Look below. Copy each line that has "신청내역" in it.

□ □ □

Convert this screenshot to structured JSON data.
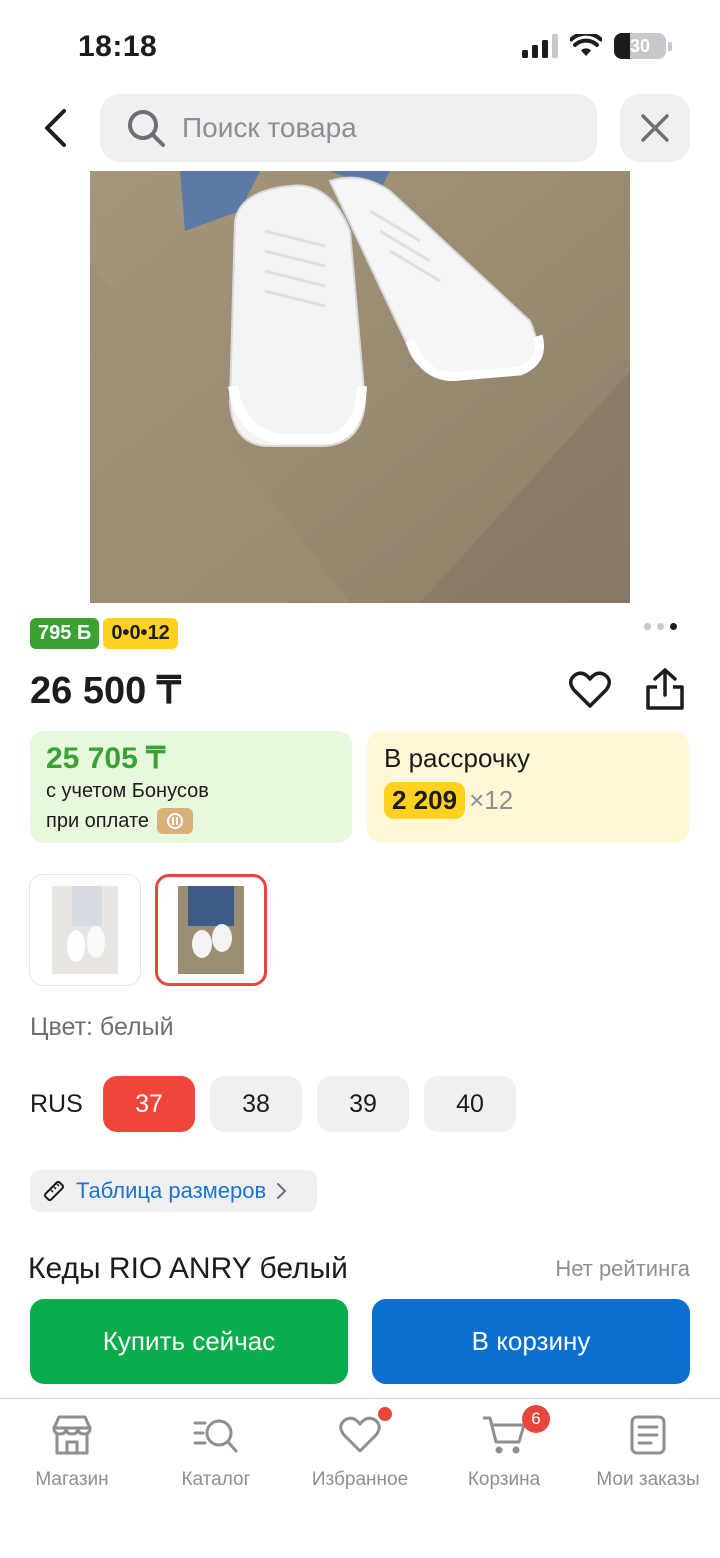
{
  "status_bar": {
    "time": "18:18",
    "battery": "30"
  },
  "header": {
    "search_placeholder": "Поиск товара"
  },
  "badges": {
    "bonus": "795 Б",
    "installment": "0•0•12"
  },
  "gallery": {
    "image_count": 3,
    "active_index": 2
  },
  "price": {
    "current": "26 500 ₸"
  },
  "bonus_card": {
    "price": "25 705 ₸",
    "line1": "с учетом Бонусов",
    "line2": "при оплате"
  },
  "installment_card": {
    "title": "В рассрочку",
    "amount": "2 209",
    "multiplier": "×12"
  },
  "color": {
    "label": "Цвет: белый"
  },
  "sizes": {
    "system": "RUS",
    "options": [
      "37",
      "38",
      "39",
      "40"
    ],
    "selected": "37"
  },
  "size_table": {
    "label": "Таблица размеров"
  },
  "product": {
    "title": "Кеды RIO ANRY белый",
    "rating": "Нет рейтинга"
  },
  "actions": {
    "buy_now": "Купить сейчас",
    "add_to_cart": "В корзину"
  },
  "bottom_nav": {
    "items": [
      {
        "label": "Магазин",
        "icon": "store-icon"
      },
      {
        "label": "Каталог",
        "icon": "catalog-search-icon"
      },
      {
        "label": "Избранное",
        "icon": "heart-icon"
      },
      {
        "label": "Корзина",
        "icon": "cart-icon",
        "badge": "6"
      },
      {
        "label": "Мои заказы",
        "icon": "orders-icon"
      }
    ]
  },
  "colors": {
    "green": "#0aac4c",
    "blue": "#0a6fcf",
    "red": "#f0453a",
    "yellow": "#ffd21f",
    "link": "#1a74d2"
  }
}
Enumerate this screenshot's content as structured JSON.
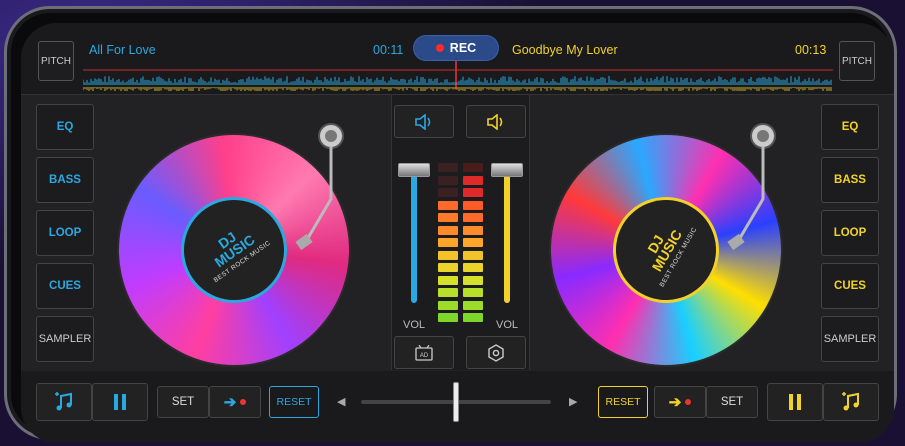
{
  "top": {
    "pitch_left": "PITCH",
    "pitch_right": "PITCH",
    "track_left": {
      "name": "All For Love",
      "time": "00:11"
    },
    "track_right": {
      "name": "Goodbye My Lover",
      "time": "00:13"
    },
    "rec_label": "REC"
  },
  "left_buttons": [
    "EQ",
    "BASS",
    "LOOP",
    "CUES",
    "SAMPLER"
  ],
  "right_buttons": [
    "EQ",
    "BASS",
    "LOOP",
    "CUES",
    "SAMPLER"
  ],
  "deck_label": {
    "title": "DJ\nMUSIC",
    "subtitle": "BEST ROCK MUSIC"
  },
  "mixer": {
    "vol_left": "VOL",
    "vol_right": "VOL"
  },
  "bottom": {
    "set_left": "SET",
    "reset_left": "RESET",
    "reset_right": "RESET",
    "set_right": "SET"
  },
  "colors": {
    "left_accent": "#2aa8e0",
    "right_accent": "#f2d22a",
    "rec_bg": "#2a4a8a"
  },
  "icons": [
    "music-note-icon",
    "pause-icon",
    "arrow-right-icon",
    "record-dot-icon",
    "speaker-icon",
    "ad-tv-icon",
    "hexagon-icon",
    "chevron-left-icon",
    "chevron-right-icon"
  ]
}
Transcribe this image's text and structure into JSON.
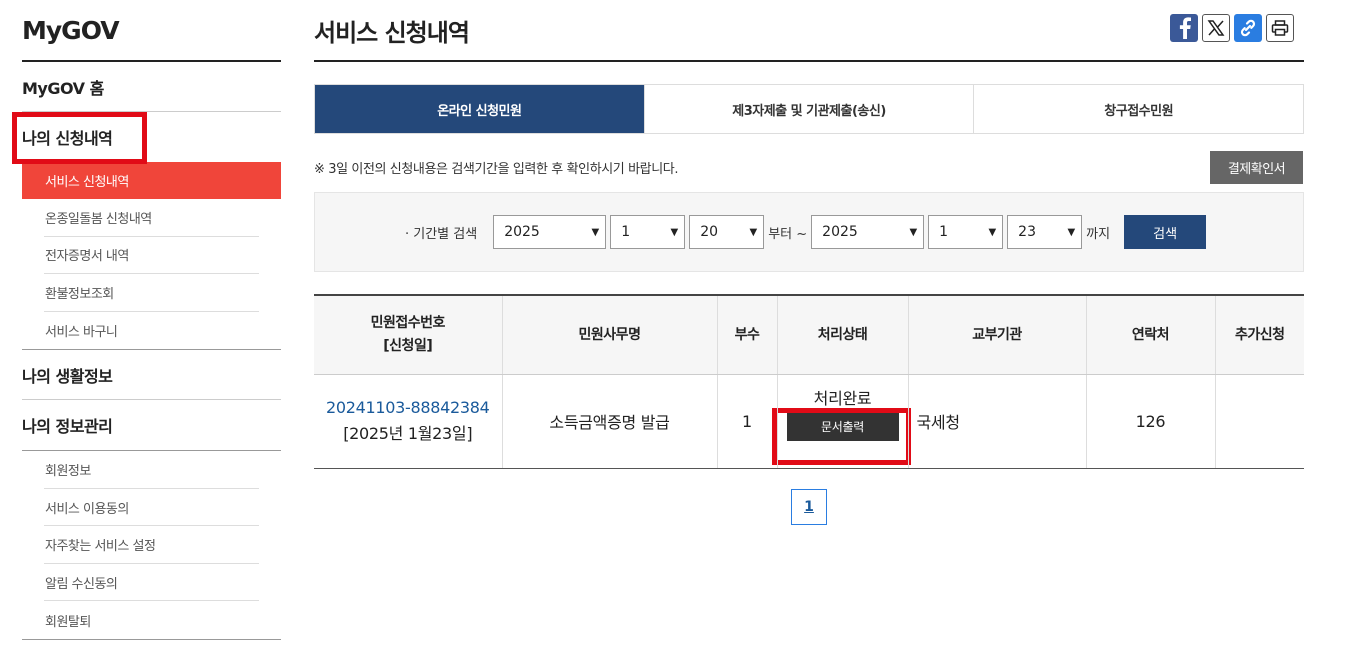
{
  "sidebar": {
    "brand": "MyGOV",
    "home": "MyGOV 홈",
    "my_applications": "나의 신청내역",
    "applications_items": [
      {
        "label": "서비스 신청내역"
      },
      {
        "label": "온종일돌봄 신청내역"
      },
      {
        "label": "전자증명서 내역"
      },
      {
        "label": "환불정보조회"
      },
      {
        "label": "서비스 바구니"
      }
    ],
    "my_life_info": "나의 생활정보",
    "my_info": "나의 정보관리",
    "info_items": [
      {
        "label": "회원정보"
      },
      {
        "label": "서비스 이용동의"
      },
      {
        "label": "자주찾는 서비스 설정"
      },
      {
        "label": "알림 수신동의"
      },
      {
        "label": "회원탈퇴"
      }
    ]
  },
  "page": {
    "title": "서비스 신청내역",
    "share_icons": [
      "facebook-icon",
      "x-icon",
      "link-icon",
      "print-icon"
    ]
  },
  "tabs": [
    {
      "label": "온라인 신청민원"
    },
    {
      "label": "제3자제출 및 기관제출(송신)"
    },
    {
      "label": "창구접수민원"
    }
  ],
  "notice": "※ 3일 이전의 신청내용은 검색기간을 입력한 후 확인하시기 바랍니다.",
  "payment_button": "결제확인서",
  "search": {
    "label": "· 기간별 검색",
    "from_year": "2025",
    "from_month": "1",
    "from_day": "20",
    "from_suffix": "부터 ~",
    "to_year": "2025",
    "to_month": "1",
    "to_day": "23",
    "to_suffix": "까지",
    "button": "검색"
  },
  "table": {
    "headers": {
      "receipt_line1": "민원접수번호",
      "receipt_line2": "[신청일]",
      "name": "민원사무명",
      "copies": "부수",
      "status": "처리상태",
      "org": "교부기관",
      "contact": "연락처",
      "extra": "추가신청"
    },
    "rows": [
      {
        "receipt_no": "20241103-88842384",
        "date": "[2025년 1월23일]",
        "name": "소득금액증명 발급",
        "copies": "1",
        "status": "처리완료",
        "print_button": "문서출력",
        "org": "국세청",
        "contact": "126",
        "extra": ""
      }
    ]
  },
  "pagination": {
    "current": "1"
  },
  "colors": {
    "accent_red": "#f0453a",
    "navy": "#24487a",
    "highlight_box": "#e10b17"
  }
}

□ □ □

§ RESPONSE TO THE EXERCISE
    "my_applications": "나의 신청내역",
        "label": "서비스 신청내역"
        "label": "온종일돌봄 신청내역"
    "title": "서비스 신청내역",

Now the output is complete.